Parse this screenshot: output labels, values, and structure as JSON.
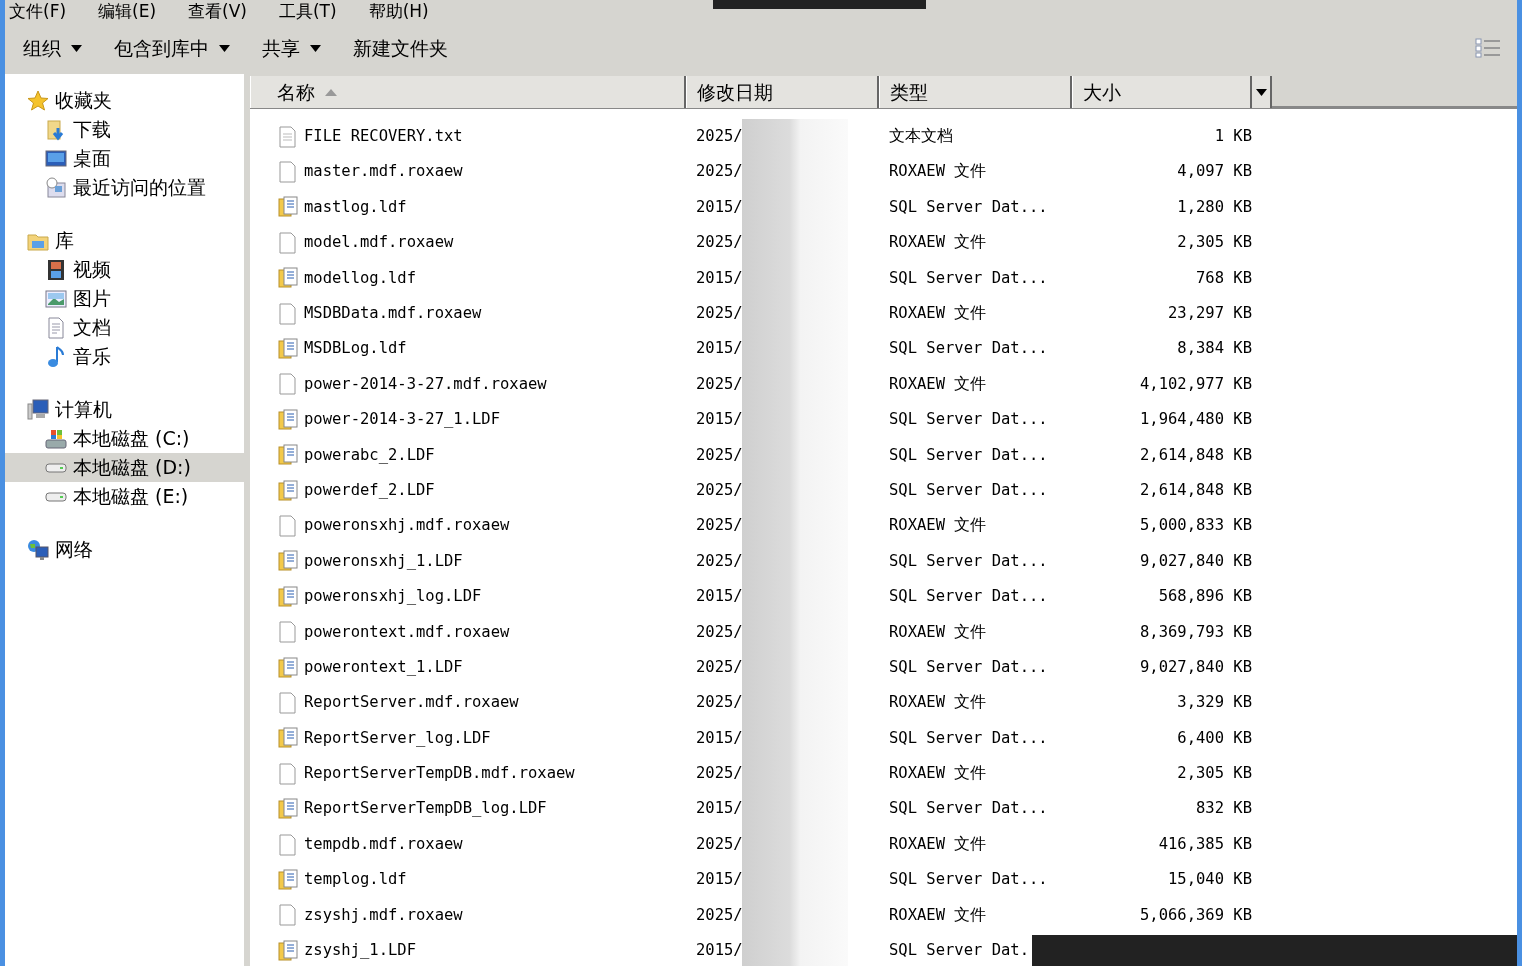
{
  "menu_bar": [
    "文件(F)",
    "编辑(E)",
    "查看(V)",
    "工具(T)",
    "帮助(H)"
  ],
  "toolbar": [
    {
      "label": "组织",
      "dropdown": true
    },
    {
      "label": "包含到库中",
      "dropdown": true
    },
    {
      "label": "共享",
      "dropdown": true
    },
    {
      "label": "新建文件夹",
      "dropdown": false
    }
  ],
  "sidebar": {
    "groups": [
      {
        "label": "收藏夹",
        "children": [
          {
            "label": "下载",
            "selected": false
          },
          {
            "label": "桌面",
            "selected": false
          },
          {
            "label": "最近访问的位置",
            "selected": false
          }
        ]
      },
      {
        "label": "库",
        "children": [
          {
            "label": "视频",
            "selected": false
          },
          {
            "label": "图片",
            "selected": false
          },
          {
            "label": "文档",
            "selected": false
          },
          {
            "label": "音乐",
            "selected": false
          }
        ]
      },
      {
        "label": "计算机",
        "children": [
          {
            "label": "本地磁盘 (C:)",
            "selected": false
          },
          {
            "label": "本地磁盘 (D:)",
            "selected": true
          },
          {
            "label": "本地磁盘 (E:)",
            "selected": false
          }
        ]
      },
      {
        "label": "网络"
      }
    ]
  },
  "table": {
    "columns": [
      "名称",
      "修改日期",
      "类型",
      "大小"
    ],
    "rows": [
      {
        "kind": "txt",
        "name": "FILE RECOVERY.txt",
        "date": "2025/",
        "type": "文本文档",
        "size": "1 KB"
      },
      {
        "kind": "file",
        "name": "master.mdf.roxaew",
        "date": "2025/",
        "type": "ROXAEW 文件",
        "size": "4,097 KB"
      },
      {
        "kind": "ldf",
        "name": "mastlog.ldf",
        "date": "2015/",
        "type": "SQL Server Dat...",
        "size": "1,280 KB"
      },
      {
        "kind": "file",
        "name": "model.mdf.roxaew",
        "date": "2025/",
        "type": "ROXAEW 文件",
        "size": "2,305 KB"
      },
      {
        "kind": "ldf",
        "name": "modellog.ldf",
        "date": "2015/",
        "type": "SQL Server Dat...",
        "size": "768 KB"
      },
      {
        "kind": "file",
        "name": "MSDBData.mdf.roxaew",
        "date": "2025/",
        "type": "ROXAEW 文件",
        "size": "23,297 KB"
      },
      {
        "kind": "ldf",
        "name": "MSDBLog.ldf",
        "date": "2015/",
        "type": "SQL Server Dat...",
        "size": "8,384 KB"
      },
      {
        "kind": "file",
        "name": "power-2014-3-27.mdf.roxaew",
        "date": "2025/",
        "type": "ROXAEW 文件",
        "size": "4,102,977 KB"
      },
      {
        "kind": "ldf",
        "name": "power-2014-3-27_1.LDF",
        "date": "2015/",
        "type": "SQL Server Dat...",
        "size": "1,964,480 KB"
      },
      {
        "kind": "ldf",
        "name": "powerabc_2.LDF",
        "date": "2025/",
        "type": "SQL Server Dat...",
        "size": "2,614,848 KB"
      },
      {
        "kind": "ldf",
        "name": "powerdef_2.LDF",
        "date": "2025/",
        "type": "SQL Server Dat...",
        "size": "2,614,848 KB"
      },
      {
        "kind": "file",
        "name": "poweronsxhj.mdf.roxaew",
        "date": "2025/",
        "type": "ROXAEW 文件",
        "size": "5,000,833 KB"
      },
      {
        "kind": "ldf",
        "name": "poweronsxhj_1.LDF",
        "date": "2025/",
        "type": "SQL Server Dat...",
        "size": "9,027,840 KB"
      },
      {
        "kind": "ldf",
        "name": "poweronsxhj_log.LDF",
        "date": "2015/",
        "type": "SQL Server Dat...",
        "size": "568,896 KB"
      },
      {
        "kind": "file",
        "name": "powerontext.mdf.roxaew",
        "date": "2025/",
        "type": "ROXAEW 文件",
        "size": "8,369,793 KB"
      },
      {
        "kind": "ldf",
        "name": "powerontext_1.LDF",
        "date": "2025/",
        "type": "SQL Server Dat...",
        "size": "9,027,840 KB"
      },
      {
        "kind": "file",
        "name": "ReportServer.mdf.roxaew",
        "date": "2025/",
        "type": "ROXAEW 文件",
        "size": "3,329 KB"
      },
      {
        "kind": "ldf",
        "name": "ReportServer_log.LDF",
        "date": "2015/",
        "type": "SQL Server Dat...",
        "size": "6,400 KB"
      },
      {
        "kind": "file",
        "name": "ReportServerTempDB.mdf.roxaew",
        "date": "2025/",
        "type": "ROXAEW 文件",
        "size": "2,305 KB"
      },
      {
        "kind": "ldf",
        "name": "ReportServerTempDB_log.LDF",
        "date": "2015/",
        "type": "SQL Server Dat...",
        "size": "832 KB"
      },
      {
        "kind": "file",
        "name": "tempdb.mdf.roxaew",
        "date": "2025/",
        "type": "ROXAEW 文件",
        "size": "416,385 KB"
      },
      {
        "kind": "ldf",
        "name": "templog.ldf",
        "date": "2015/",
        "type": "SQL Server Dat...",
        "size": "15,040 KB"
      },
      {
        "kind": "file",
        "name": "zsyshj.mdf.roxaew",
        "date": "2025/",
        "type": "ROXAEW 文件",
        "size": "5,066,369 KB"
      },
      {
        "kind": "ldf",
        "name": "zsyshj_1.LDF",
        "date": "2015/",
        "type": "SQL Server Dat."
      }
    ]
  }
}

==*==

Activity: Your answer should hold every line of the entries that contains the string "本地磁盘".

The answer:
            "label": "本地磁盘 (C:)",
            "label": "本地磁盘 (D:)",
            "label": "本地磁盘 (E:)",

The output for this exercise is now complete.